There is little doubt that "Jarvis II" -- or "Jaws II," as opponents have dubbed the proposed income-tax cut -- will create ripples beyond California's borders. Proposition 13 led a number of other states to lower property taxes, index state income taxes to offset inflation, and put caps on state spending. The resulting state and local belt-tightening has taken various forms. Some cities and states have neglected maintenance of structures, streets, and roads. In general, state and local governments are operating in the red, according to one recent study. Their combined budget balances had a surplus of $8.4 billion in the first quarter of 1978, but by the second quarter of 1979, aggregate state and local accounts nationwide had a deficit of $6.1 billion.
Until now, California's bureaucracy has had enough "fat" to shield the average taxpayer from drastic cuts in services. And one positive result of Proposition 13 has been a dramatic reversal of California's previous long-term trend of steady growth in state and local government employment. However, public employee strikes are more frequent now. Many localities have started charging user fees for libraries, zoos, trash collection, and other services previously paid for by taxes. Parks and streets in some cities already show the results of reduced maintenance. The National Association of Social Workers report a 5 percent drop in services to the poor and a 22 percent shift of federal revenue-sharing funds from social programs to basic government operations.

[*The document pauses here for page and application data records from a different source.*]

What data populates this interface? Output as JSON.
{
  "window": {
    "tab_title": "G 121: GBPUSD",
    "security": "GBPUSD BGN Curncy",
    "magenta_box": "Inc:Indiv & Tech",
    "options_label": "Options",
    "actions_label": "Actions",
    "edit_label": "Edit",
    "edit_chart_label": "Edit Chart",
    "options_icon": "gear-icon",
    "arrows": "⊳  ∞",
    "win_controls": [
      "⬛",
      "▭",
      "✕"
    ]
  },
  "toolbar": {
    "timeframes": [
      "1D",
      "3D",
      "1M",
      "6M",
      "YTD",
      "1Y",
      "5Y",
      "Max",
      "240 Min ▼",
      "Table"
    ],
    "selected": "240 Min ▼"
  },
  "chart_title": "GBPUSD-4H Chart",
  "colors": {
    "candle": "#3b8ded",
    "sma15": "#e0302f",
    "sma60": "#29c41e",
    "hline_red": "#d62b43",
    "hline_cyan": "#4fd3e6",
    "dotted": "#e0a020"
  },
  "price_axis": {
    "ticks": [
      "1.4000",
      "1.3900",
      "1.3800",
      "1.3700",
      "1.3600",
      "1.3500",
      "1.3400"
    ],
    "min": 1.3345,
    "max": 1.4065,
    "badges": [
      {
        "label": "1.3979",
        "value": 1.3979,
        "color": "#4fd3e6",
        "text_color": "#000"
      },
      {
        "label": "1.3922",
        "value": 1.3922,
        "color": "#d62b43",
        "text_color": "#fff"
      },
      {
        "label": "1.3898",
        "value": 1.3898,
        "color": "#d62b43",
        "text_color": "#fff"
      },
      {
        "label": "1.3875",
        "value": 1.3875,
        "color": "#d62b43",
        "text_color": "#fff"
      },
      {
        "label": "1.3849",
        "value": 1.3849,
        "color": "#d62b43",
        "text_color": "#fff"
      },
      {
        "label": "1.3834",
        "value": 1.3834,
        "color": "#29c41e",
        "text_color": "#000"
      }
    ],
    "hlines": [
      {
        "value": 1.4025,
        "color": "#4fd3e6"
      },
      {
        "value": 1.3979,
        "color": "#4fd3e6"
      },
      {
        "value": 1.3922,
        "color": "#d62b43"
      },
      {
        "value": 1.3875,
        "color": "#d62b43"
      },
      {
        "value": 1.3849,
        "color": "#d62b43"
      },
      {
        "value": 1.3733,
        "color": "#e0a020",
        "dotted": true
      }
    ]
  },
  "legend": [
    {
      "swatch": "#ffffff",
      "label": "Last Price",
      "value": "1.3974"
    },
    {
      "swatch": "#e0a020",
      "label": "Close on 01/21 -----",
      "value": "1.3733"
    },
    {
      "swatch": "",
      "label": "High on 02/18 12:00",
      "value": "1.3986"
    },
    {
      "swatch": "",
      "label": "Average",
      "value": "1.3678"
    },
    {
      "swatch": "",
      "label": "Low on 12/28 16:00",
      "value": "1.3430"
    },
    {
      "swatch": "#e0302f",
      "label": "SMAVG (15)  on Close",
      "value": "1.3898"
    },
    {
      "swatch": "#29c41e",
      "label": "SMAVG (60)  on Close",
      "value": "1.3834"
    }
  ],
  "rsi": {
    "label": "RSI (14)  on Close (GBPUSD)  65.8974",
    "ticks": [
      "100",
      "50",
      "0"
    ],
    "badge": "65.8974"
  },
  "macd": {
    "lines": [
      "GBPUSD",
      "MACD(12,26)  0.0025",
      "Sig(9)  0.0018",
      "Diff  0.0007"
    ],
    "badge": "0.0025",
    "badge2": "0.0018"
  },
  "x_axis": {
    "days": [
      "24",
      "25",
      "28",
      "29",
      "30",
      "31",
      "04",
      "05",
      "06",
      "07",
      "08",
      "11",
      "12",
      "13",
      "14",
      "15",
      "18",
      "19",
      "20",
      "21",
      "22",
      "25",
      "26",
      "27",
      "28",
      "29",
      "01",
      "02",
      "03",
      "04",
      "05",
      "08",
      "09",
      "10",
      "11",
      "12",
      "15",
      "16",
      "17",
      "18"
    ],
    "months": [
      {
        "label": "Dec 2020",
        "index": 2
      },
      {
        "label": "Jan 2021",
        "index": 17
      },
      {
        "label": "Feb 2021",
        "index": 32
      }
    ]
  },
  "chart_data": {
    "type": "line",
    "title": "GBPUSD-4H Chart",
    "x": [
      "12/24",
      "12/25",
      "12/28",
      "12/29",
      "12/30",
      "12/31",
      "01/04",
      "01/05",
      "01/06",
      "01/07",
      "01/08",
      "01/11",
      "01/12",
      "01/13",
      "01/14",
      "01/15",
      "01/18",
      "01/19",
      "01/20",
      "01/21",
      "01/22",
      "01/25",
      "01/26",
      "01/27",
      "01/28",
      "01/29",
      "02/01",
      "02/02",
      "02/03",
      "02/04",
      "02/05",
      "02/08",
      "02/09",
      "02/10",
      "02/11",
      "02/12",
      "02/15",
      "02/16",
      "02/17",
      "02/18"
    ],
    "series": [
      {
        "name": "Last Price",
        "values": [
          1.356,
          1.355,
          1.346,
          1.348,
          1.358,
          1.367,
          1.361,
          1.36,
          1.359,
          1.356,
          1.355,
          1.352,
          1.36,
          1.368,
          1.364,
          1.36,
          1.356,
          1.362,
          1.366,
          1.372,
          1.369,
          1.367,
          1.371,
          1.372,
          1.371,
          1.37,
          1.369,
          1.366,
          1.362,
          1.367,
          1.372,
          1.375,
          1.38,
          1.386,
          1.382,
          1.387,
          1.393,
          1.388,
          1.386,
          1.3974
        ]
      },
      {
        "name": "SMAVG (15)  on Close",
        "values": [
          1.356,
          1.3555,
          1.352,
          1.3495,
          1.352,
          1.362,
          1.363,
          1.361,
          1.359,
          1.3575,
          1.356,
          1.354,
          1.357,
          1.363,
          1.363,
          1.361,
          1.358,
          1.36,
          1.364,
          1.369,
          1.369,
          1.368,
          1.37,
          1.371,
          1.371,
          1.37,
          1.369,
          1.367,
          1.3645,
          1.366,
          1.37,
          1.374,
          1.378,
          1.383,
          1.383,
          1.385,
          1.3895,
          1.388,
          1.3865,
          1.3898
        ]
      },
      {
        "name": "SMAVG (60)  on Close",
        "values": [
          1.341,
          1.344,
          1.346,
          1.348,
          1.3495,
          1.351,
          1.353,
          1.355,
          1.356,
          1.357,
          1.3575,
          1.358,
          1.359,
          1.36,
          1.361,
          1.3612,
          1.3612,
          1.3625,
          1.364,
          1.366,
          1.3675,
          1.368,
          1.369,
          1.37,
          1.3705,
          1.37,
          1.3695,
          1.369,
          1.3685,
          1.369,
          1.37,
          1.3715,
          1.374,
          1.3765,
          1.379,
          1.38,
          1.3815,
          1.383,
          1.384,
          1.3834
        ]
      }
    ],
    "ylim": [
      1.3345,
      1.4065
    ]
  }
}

Many experts on local and state financing are taking a wait-and-see approach to Jarvis II. After previous "doom and gloom" predictions about Proposition 13 proved wrong -- or, so it would seem -- everyone is more cautious with projections. Still, Californians would seem to have good reason to be wary of a projected 54 percent reduction in income tax revenues -- nearly one-fourth of the entire state budget. If, as some economists argue, the full impact of Proposition 13 has only been delayed, Jarvis II's proposed harsh revenue cutbacks on top of those from Prop 13 could provide an unexpected jolt, especially to the poor and needy dependent on social servies. Other states, too , would be well advised to watch what happens in California before taking the Jarvis II plunge.